Data about app and page elements:
-------
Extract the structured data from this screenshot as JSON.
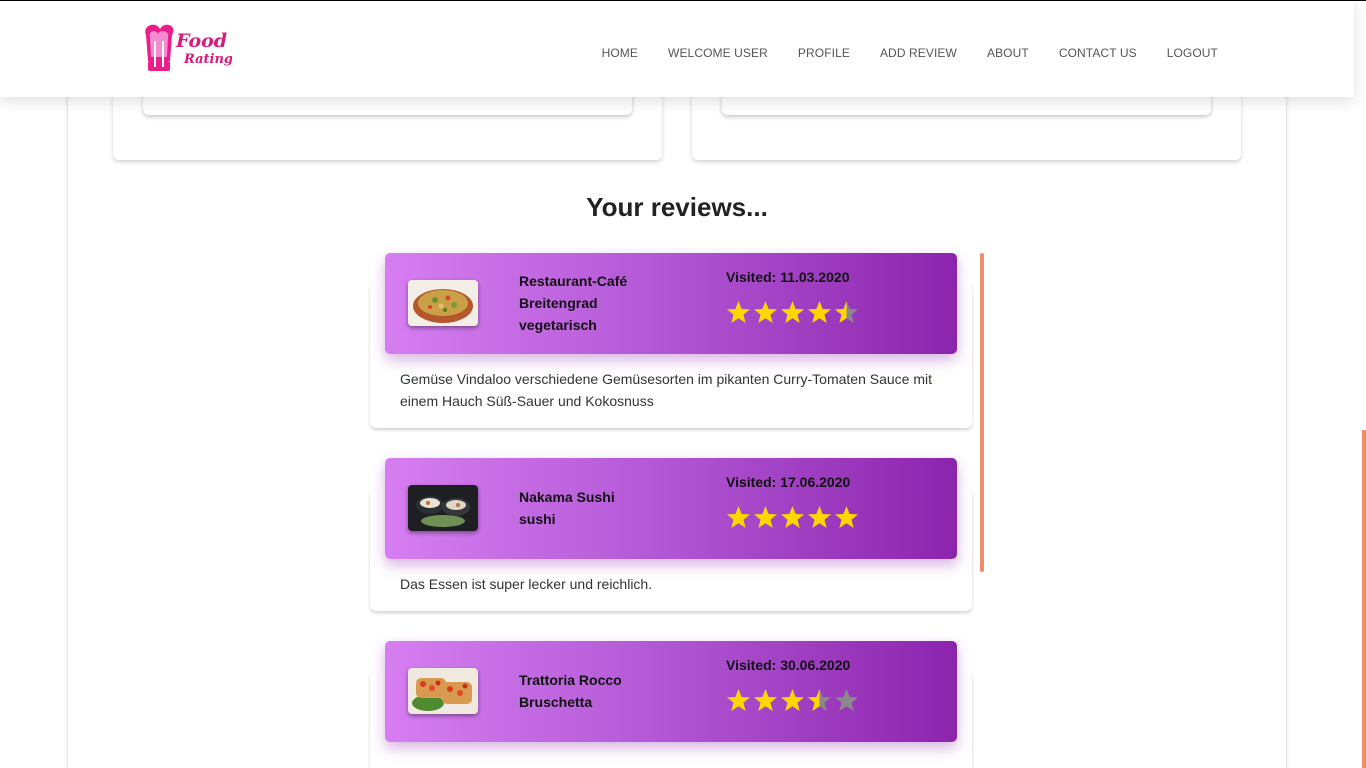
{
  "brand": {
    "logo_line1": "Food",
    "logo_line2": "Rating",
    "accent": "#e91e8c"
  },
  "nav": {
    "items": [
      {
        "label": "HOME"
      },
      {
        "label": "WELCOME USER"
      },
      {
        "label": "PROFILE"
      },
      {
        "label": "ADD REVIEW"
      },
      {
        "label": "ABOUT"
      },
      {
        "label": "CONTACT US"
      },
      {
        "label": "LOGOUT"
      }
    ]
  },
  "section": {
    "title": "Your reviews..."
  },
  "reviews": [
    {
      "name_lines": [
        "Restaurant-Café",
        "Breitengrad",
        "vegetarisch"
      ],
      "visited": "Visited: 11.03.2020",
      "rating": 4.5,
      "text": "Gemüse Vindaloo verschiedene Gemüsesorten im pikanten Curry-Tomaten Sauce mit einem Hauch Süß-Sauer und Kokosnuss",
      "image_icon": "curry-dish-photo"
    },
    {
      "name_lines": [
        "Nakama Sushi",
        "sushi"
      ],
      "visited": "Visited: 17.06.2020",
      "rating": 5,
      "text": "Das Essen ist super lecker und reichlich.",
      "image_icon": "sushi-photo"
    },
    {
      "name_lines": [
        "Trattoria Rocco",
        "Bruschetta"
      ],
      "visited": "Visited: 30.06.2020",
      "rating": 3.5,
      "text": "",
      "image_icon": "bruschetta-photo"
    }
  ],
  "colors": {
    "header_gradient_start": "#d67ef1",
    "header_gradient_end": "#8c24ad",
    "star_filled": "#ffd600",
    "star_empty": "#8a8a8a",
    "timeline": "#ef8f6a"
  }
}
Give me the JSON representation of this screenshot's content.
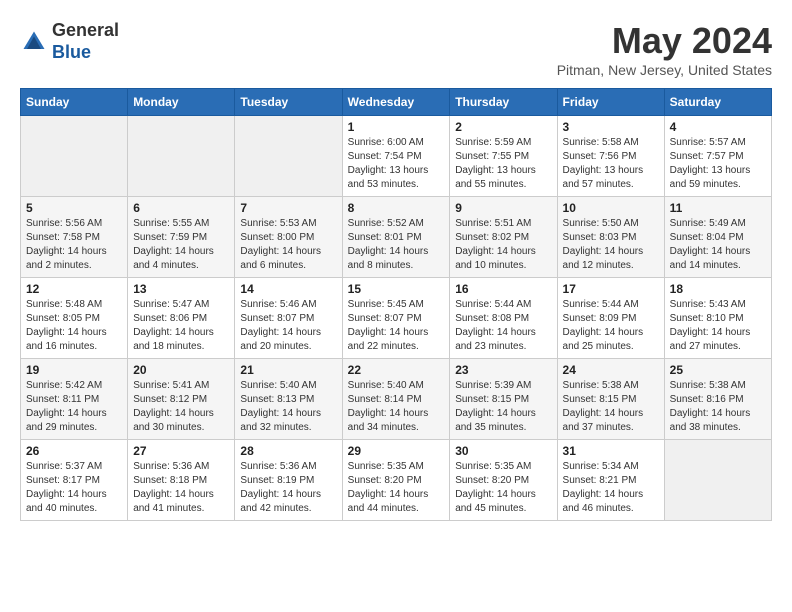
{
  "header": {
    "logo_general": "General",
    "logo_blue": "Blue",
    "month_title": "May 2024",
    "location": "Pitman, New Jersey, United States"
  },
  "weekdays": [
    "Sunday",
    "Monday",
    "Tuesday",
    "Wednesday",
    "Thursday",
    "Friday",
    "Saturday"
  ],
  "weeks": [
    [
      {
        "day": "",
        "info": ""
      },
      {
        "day": "",
        "info": ""
      },
      {
        "day": "",
        "info": ""
      },
      {
        "day": "1",
        "info": "Sunrise: 6:00 AM\nSunset: 7:54 PM\nDaylight: 13 hours\nand 53 minutes."
      },
      {
        "day": "2",
        "info": "Sunrise: 5:59 AM\nSunset: 7:55 PM\nDaylight: 13 hours\nand 55 minutes."
      },
      {
        "day": "3",
        "info": "Sunrise: 5:58 AM\nSunset: 7:56 PM\nDaylight: 13 hours\nand 57 minutes."
      },
      {
        "day": "4",
        "info": "Sunrise: 5:57 AM\nSunset: 7:57 PM\nDaylight: 13 hours\nand 59 minutes."
      }
    ],
    [
      {
        "day": "5",
        "info": "Sunrise: 5:56 AM\nSunset: 7:58 PM\nDaylight: 14 hours\nand 2 minutes."
      },
      {
        "day": "6",
        "info": "Sunrise: 5:55 AM\nSunset: 7:59 PM\nDaylight: 14 hours\nand 4 minutes."
      },
      {
        "day": "7",
        "info": "Sunrise: 5:53 AM\nSunset: 8:00 PM\nDaylight: 14 hours\nand 6 minutes."
      },
      {
        "day": "8",
        "info": "Sunrise: 5:52 AM\nSunset: 8:01 PM\nDaylight: 14 hours\nand 8 minutes."
      },
      {
        "day": "9",
        "info": "Sunrise: 5:51 AM\nSunset: 8:02 PM\nDaylight: 14 hours\nand 10 minutes."
      },
      {
        "day": "10",
        "info": "Sunrise: 5:50 AM\nSunset: 8:03 PM\nDaylight: 14 hours\nand 12 minutes."
      },
      {
        "day": "11",
        "info": "Sunrise: 5:49 AM\nSunset: 8:04 PM\nDaylight: 14 hours\nand 14 minutes."
      }
    ],
    [
      {
        "day": "12",
        "info": "Sunrise: 5:48 AM\nSunset: 8:05 PM\nDaylight: 14 hours\nand 16 minutes."
      },
      {
        "day": "13",
        "info": "Sunrise: 5:47 AM\nSunset: 8:06 PM\nDaylight: 14 hours\nand 18 minutes."
      },
      {
        "day": "14",
        "info": "Sunrise: 5:46 AM\nSunset: 8:07 PM\nDaylight: 14 hours\nand 20 minutes."
      },
      {
        "day": "15",
        "info": "Sunrise: 5:45 AM\nSunset: 8:07 PM\nDaylight: 14 hours\nand 22 minutes."
      },
      {
        "day": "16",
        "info": "Sunrise: 5:44 AM\nSunset: 8:08 PM\nDaylight: 14 hours\nand 23 minutes."
      },
      {
        "day": "17",
        "info": "Sunrise: 5:44 AM\nSunset: 8:09 PM\nDaylight: 14 hours\nand 25 minutes."
      },
      {
        "day": "18",
        "info": "Sunrise: 5:43 AM\nSunset: 8:10 PM\nDaylight: 14 hours\nand 27 minutes."
      }
    ],
    [
      {
        "day": "19",
        "info": "Sunrise: 5:42 AM\nSunset: 8:11 PM\nDaylight: 14 hours\nand 29 minutes."
      },
      {
        "day": "20",
        "info": "Sunrise: 5:41 AM\nSunset: 8:12 PM\nDaylight: 14 hours\nand 30 minutes."
      },
      {
        "day": "21",
        "info": "Sunrise: 5:40 AM\nSunset: 8:13 PM\nDaylight: 14 hours\nand 32 minutes."
      },
      {
        "day": "22",
        "info": "Sunrise: 5:40 AM\nSunset: 8:14 PM\nDaylight: 14 hours\nand 34 minutes."
      },
      {
        "day": "23",
        "info": "Sunrise: 5:39 AM\nSunset: 8:15 PM\nDaylight: 14 hours\nand 35 minutes."
      },
      {
        "day": "24",
        "info": "Sunrise: 5:38 AM\nSunset: 8:15 PM\nDaylight: 14 hours\nand 37 minutes."
      },
      {
        "day": "25",
        "info": "Sunrise: 5:38 AM\nSunset: 8:16 PM\nDaylight: 14 hours\nand 38 minutes."
      }
    ],
    [
      {
        "day": "26",
        "info": "Sunrise: 5:37 AM\nSunset: 8:17 PM\nDaylight: 14 hours\nand 40 minutes."
      },
      {
        "day": "27",
        "info": "Sunrise: 5:36 AM\nSunset: 8:18 PM\nDaylight: 14 hours\nand 41 minutes."
      },
      {
        "day": "28",
        "info": "Sunrise: 5:36 AM\nSunset: 8:19 PM\nDaylight: 14 hours\nand 42 minutes."
      },
      {
        "day": "29",
        "info": "Sunrise: 5:35 AM\nSunset: 8:20 PM\nDaylight: 14 hours\nand 44 minutes."
      },
      {
        "day": "30",
        "info": "Sunrise: 5:35 AM\nSunset: 8:20 PM\nDaylight: 14 hours\nand 45 minutes."
      },
      {
        "day": "31",
        "info": "Sunrise: 5:34 AM\nSunset: 8:21 PM\nDaylight: 14 hours\nand 46 minutes."
      },
      {
        "day": "",
        "info": ""
      }
    ]
  ]
}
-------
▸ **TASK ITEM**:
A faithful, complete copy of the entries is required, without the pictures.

▸ **RESULT FOR THIS EXERCISE**:
Extract the structured data from this screenshot as JSON.
{
  "brand": {
    "logo_line1": "Food",
    "logo_line2": "Rating",
    "accent": "#e91e8c"
  },
  "nav": {
    "items": [
      {
        "label": "HOME"
      },
      {
        "label": "WELCOME USER"
      },
      {
        "label": "PROFILE"
      },
      {
        "label": "ADD REVIEW"
      },
      {
        "label": "ABOUT"
      },
      {
        "label": "CONTACT US"
      },
      {
        "label": "LOGOUT"
      }
    ]
  },
  "section": {
    "title": "Your reviews..."
  },
  "reviews": [
    {
      "name_lines": [
        "Restaurant-Café",
        "Breitengrad",
        "vegetarisch"
      ],
      "visited": "Visited: 11.03.2020",
      "rating": 4.5,
      "text": "Gemüse Vindaloo verschiedene Gemüsesorten im pikanten Curry-Tomaten Sauce mit einem Hauch Süß-Sauer und Kokosnuss",
      "image_icon": "curry-dish-photo"
    },
    {
      "name_lines": [
        "Nakama Sushi",
        "sushi"
      ],
      "visited": "Visited: 17.06.2020",
      "rating": 5,
      "text": "Das Essen ist super lecker und reichlich.",
      "image_icon": "sushi-photo"
    },
    {
      "name_lines": [
        "Trattoria Rocco",
        "Bruschetta"
      ],
      "visited": "Visited: 30.06.2020",
      "rating": 3.5,
      "text": "",
      "image_icon": "bruschetta-photo"
    }
  ],
  "colors": {
    "header_gradient_start": "#d67ef1",
    "header_gradient_end": "#8c24ad",
    "star_filled": "#ffd600",
    "star_empty": "#8a8a8a",
    "timeline": "#ef8f6a"
  }
}
Give me the JSON representation of this screenshot's content.
{
  "header": {
    "logo_general": "General",
    "logo_blue": "Blue",
    "month_title": "May 2024",
    "location": "Pitman, New Jersey, United States"
  },
  "weekdays": [
    "Sunday",
    "Monday",
    "Tuesday",
    "Wednesday",
    "Thursday",
    "Friday",
    "Saturday"
  ],
  "weeks": [
    [
      {
        "day": "",
        "info": ""
      },
      {
        "day": "",
        "info": ""
      },
      {
        "day": "",
        "info": ""
      },
      {
        "day": "1",
        "info": "Sunrise: 6:00 AM\nSunset: 7:54 PM\nDaylight: 13 hours\nand 53 minutes."
      },
      {
        "day": "2",
        "info": "Sunrise: 5:59 AM\nSunset: 7:55 PM\nDaylight: 13 hours\nand 55 minutes."
      },
      {
        "day": "3",
        "info": "Sunrise: 5:58 AM\nSunset: 7:56 PM\nDaylight: 13 hours\nand 57 minutes."
      },
      {
        "day": "4",
        "info": "Sunrise: 5:57 AM\nSunset: 7:57 PM\nDaylight: 13 hours\nand 59 minutes."
      }
    ],
    [
      {
        "day": "5",
        "info": "Sunrise: 5:56 AM\nSunset: 7:58 PM\nDaylight: 14 hours\nand 2 minutes."
      },
      {
        "day": "6",
        "info": "Sunrise: 5:55 AM\nSunset: 7:59 PM\nDaylight: 14 hours\nand 4 minutes."
      },
      {
        "day": "7",
        "info": "Sunrise: 5:53 AM\nSunset: 8:00 PM\nDaylight: 14 hours\nand 6 minutes."
      },
      {
        "day": "8",
        "info": "Sunrise: 5:52 AM\nSunset: 8:01 PM\nDaylight: 14 hours\nand 8 minutes."
      },
      {
        "day": "9",
        "info": "Sunrise: 5:51 AM\nSunset: 8:02 PM\nDaylight: 14 hours\nand 10 minutes."
      },
      {
        "day": "10",
        "info": "Sunrise: 5:50 AM\nSunset: 8:03 PM\nDaylight: 14 hours\nand 12 minutes."
      },
      {
        "day": "11",
        "info": "Sunrise: 5:49 AM\nSunset: 8:04 PM\nDaylight: 14 hours\nand 14 minutes."
      }
    ],
    [
      {
        "day": "12",
        "info": "Sunrise: 5:48 AM\nSunset: 8:05 PM\nDaylight: 14 hours\nand 16 minutes."
      },
      {
        "day": "13",
        "info": "Sunrise: 5:47 AM\nSunset: 8:06 PM\nDaylight: 14 hours\nand 18 minutes."
      },
      {
        "day": "14",
        "info": "Sunrise: 5:46 AM\nSunset: 8:07 PM\nDaylight: 14 hours\nand 20 minutes."
      },
      {
        "day": "15",
        "info": "Sunrise: 5:45 AM\nSunset: 8:07 PM\nDaylight: 14 hours\nand 22 minutes."
      },
      {
        "day": "16",
        "info": "Sunrise: 5:44 AM\nSunset: 8:08 PM\nDaylight: 14 hours\nand 23 minutes."
      },
      {
        "day": "17",
        "info": "Sunrise: 5:44 AM\nSunset: 8:09 PM\nDaylight: 14 hours\nand 25 minutes."
      },
      {
        "day": "18",
        "info": "Sunrise: 5:43 AM\nSunset: 8:10 PM\nDaylight: 14 hours\nand 27 minutes."
      }
    ],
    [
      {
        "day": "19",
        "info": "Sunrise: 5:42 AM\nSunset: 8:11 PM\nDaylight: 14 hours\nand 29 minutes."
      },
      {
        "day": "20",
        "info": "Sunrise: 5:41 AM\nSunset: 8:12 PM\nDaylight: 14 hours\nand 30 minutes."
      },
      {
        "day": "21",
        "info": "Sunrise: 5:40 AM\nSunset: 8:13 PM\nDaylight: 14 hours\nand 32 minutes."
      },
      {
        "day": "22",
        "info": "Sunrise: 5:40 AM\nSunset: 8:14 PM\nDaylight: 14 hours\nand 34 minutes."
      },
      {
        "day": "23",
        "info": "Sunrise: 5:39 AM\nSunset: 8:15 PM\nDaylight: 14 hours\nand 35 minutes."
      },
      {
        "day": "24",
        "info": "Sunrise: 5:38 AM\nSunset: 8:15 PM\nDaylight: 14 hours\nand 37 minutes."
      },
      {
        "day": "25",
        "info": "Sunrise: 5:38 AM\nSunset: 8:16 PM\nDaylight: 14 hours\nand 38 minutes."
      }
    ],
    [
      {
        "day": "26",
        "info": "Sunrise: 5:37 AM\nSunset: 8:17 PM\nDaylight: 14 hours\nand 40 minutes."
      },
      {
        "day": "27",
        "info": "Sunrise: 5:36 AM\nSunset: 8:18 PM\nDaylight: 14 hours\nand 41 minutes."
      },
      {
        "day": "28",
        "info": "Sunrise: 5:36 AM\nSunset: 8:19 PM\nDaylight: 14 hours\nand 42 minutes."
      },
      {
        "day": "29",
        "info": "Sunrise: 5:35 AM\nSunset: 8:20 PM\nDaylight: 14 hours\nand 44 minutes."
      },
      {
        "day": "30",
        "info": "Sunrise: 5:35 AM\nSunset: 8:20 PM\nDaylight: 14 hours\nand 45 minutes."
      },
      {
        "day": "31",
        "info": "Sunrise: 5:34 AM\nSunset: 8:21 PM\nDaylight: 14 hours\nand 46 minutes."
      },
      {
        "day": "",
        "info": ""
      }
    ]
  ]
}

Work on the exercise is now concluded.